He is digging with his backhoe and I am trying to dig with mine but we can’t dig down any at all even though we press hard on the backhoe buckets and try to scratch in the hard dirt of the wide part of the ditch where the water sits sometimes. He is using his hand to hold the rusted rivet in while he digs so that his bucket won’t fall off and when he talks I can see the his silver
and how did he get them? Don’t catch me looking and I bet they hurt and sometimes there is water in this part of the ditch but not this summer because it’s dry and there hasn’t been water in the wide part of the ditch since Huey saw the crawdad. We scratch the dirt some more and we act like we are dumping the dirt but it isn’t dirt only sand and the scratching sounds and my backhoe squeaking. Mine is not yellow like his but orange and he just told me today his name is John and I tell him that I have the dump truck too up by wellhouse and that it’s yellow like his backhoe and we start to try to dig again. Across the gravel road I can hear frogs and Momma says there is a spring down there somewhere but I can’t find it. Maybe we should get the man holding the stick that walks around to find it like he found where to dig the well and I say we should go down where the frogs are making sounds and see if we can find soft cool mud to dig in but John says no we should dig here
I can hear Momma with the hoe chopping at the hard dirt, chop-chop-chop and when she hits a rock the hoe rings out like a bell. The dust clouds up around her feet as she continues to work the clods. The brown dirt runs with the sweat on her arms as she bends over to pick up the spud, using her thumb to rake the dirt off before throwing it in the basket.
but we ain’t getting any deeper and I can see him try to dig harder with his backhoe by using his hand to cup the scooper and hold the rusty rivet in and I see the silver teeth on the top and bottom of his mouth and they hurt me down to the bone when I look at them so I try not to look at them but I do. Jake walks by and stops to scratch his ear and where do dogs get their water when the ditch is dry? Momma always says the Lord provides and John tells me he had a dump truck before he moved here and he will be going to school with me and I say that the snow cone man comes by sometimes and you have to listen for the song on the speaker and I hope he comes by it’s so
and John tells me they dig for gold in places and that we can find some if we just dig deeper but we ain’t digging any deeper. If we do find gold I will buy a mini bike because I am tired of praying for God to turn my bicycle into one. I guess that they dig for silver in the ground and maybe that is where they got it to make his scary teeth and he tells me he has a road grader that is orange like my backhoe but the blade fell off and he don’t know if he brought it with him when he moved here or not. The snow cone man always plays the same song on the speaker but he ain’t coming today. He might still come because the sun is still up but we ain’t dug down any at all. Them frogs are still making noise by the spring that ain’t there but where does the crawdad Huey saw go when the water is gone? I don’t know but if we find gold we have to split the money so we shake hands and John says where he lived before someone had a go-cart but it didn’t have a motor and one tire was flat but they took turns pushing each other in the yard. His yellow backhoe has more rust on it than my orange one and he says that if we keep digging we could dig all the way to

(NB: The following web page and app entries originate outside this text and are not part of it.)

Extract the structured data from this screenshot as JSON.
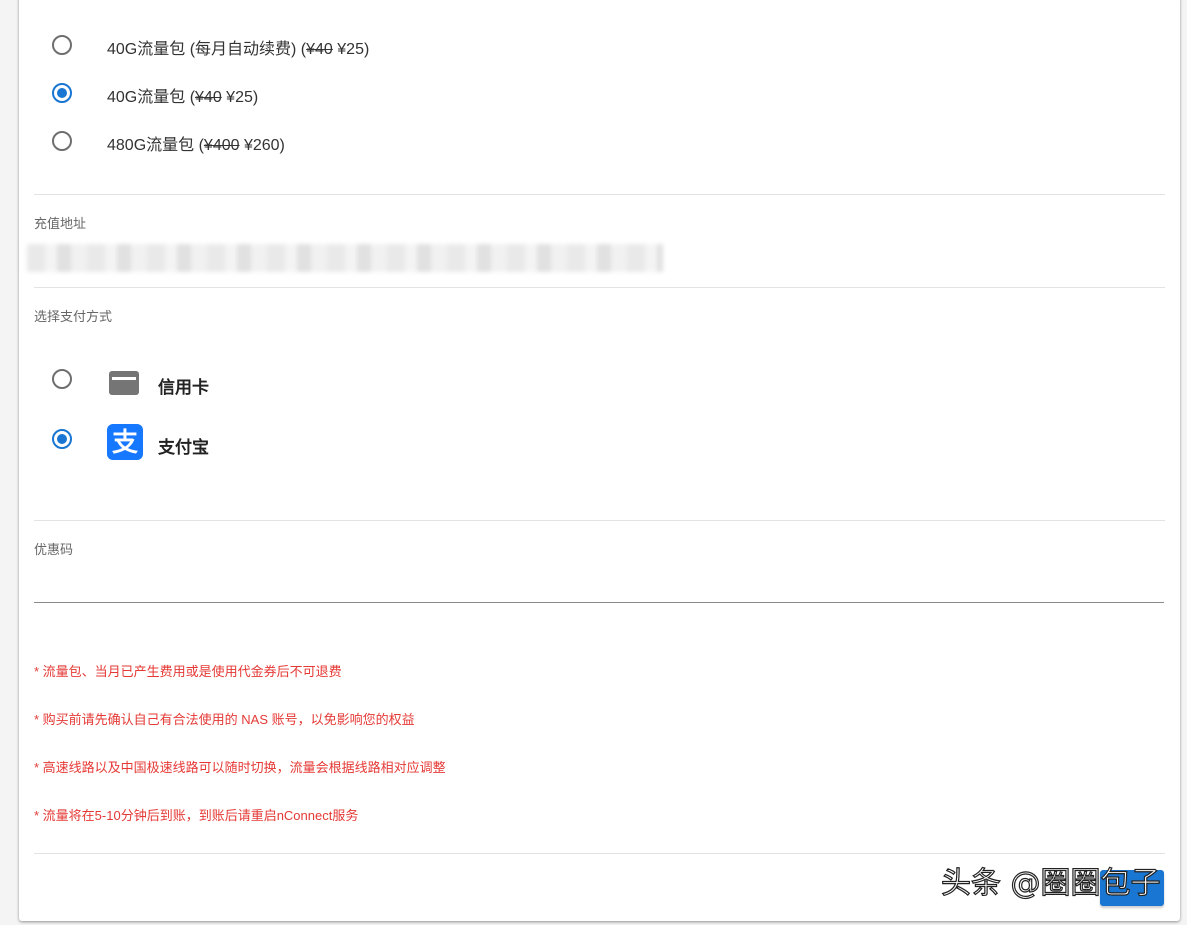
{
  "plans": [
    {
      "name": "40G流量包 (每月自动续费) (",
      "old_price": "¥40",
      "new_price": " ¥25)",
      "selected": false
    },
    {
      "name": "40G流量包 (",
      "old_price": "¥40",
      "new_price": " ¥25)",
      "selected": true
    },
    {
      "name": "480G流量包 (",
      "old_price": "¥400",
      "new_price": " ¥260)",
      "selected": false
    }
  ],
  "recharge": {
    "label": "充值地址"
  },
  "payment": {
    "label": "选择支付方式",
    "methods": [
      {
        "name": "信用卡",
        "icon": "credit-card-icon",
        "selected": false
      },
      {
        "name": "支付宝",
        "icon": "alipay-icon",
        "icon_glyph": "支",
        "selected": true
      }
    ]
  },
  "coupon": {
    "label": "优惠码",
    "value": ""
  },
  "notes": [
    "* 流量包、当月已产生费用或是使用代金券后不可退费",
    "* 购买前请先确认自己有合法使用的 NAS 账号，以免影响您的权益",
    "* 高速线路以及中国极速线路可以随时切换，流量会根据线路相对应调整",
    "* 流量将在5-10分钟后到账，到账后请重启nConnect服务"
  ],
  "watermark": "头条 @圈圈包子",
  "colors": {
    "accent": "#1976d2",
    "warning_text": "#e53935",
    "alipay": "#1677ff"
  }
}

and when he says H-E-double-hockey-sticks I can see that he has the shiny silver teeth in the back too and they make me hurt and I try not to look because they scare me
Daddy killed a snake with that hoe. It was in the Spring because I remember the yellow daffodils and the smell of the grass. He chopped the head clean off and hung the snake over the fence and he said not to touch it until after sundown. Was it a good one or a bad one, it doesn’t matter.
but he still keeps flashing those evil teeth at me and he ain’t the only one who knows a bad word
so I say
and he don’t say nothing else but here we sit with the grass itching my legs and no snow cone man and no cool mud or water and no digging at all when his Momma whistles from down the road and it’s a big whistle like when people do it with their fingers in their mouth and John says he has to go and he picks up the yellow backhoe and holds the rusty rivet in then smacks the dust off his shorts and says he has to eat supper but he will come back tomorrow to dig and when he walks down the road he turns around to wave at me and I can see him
About the author:
Mark McLain loves to write short stories about the South. A seventh-generation Tennessean, he is a graduate of the University of Tennessee at Chattanooga and enjoys spending time with his family floating the Hiwassee River and hiking in the Appalachians. He has work forthcoming in Mulberrry Fork Review.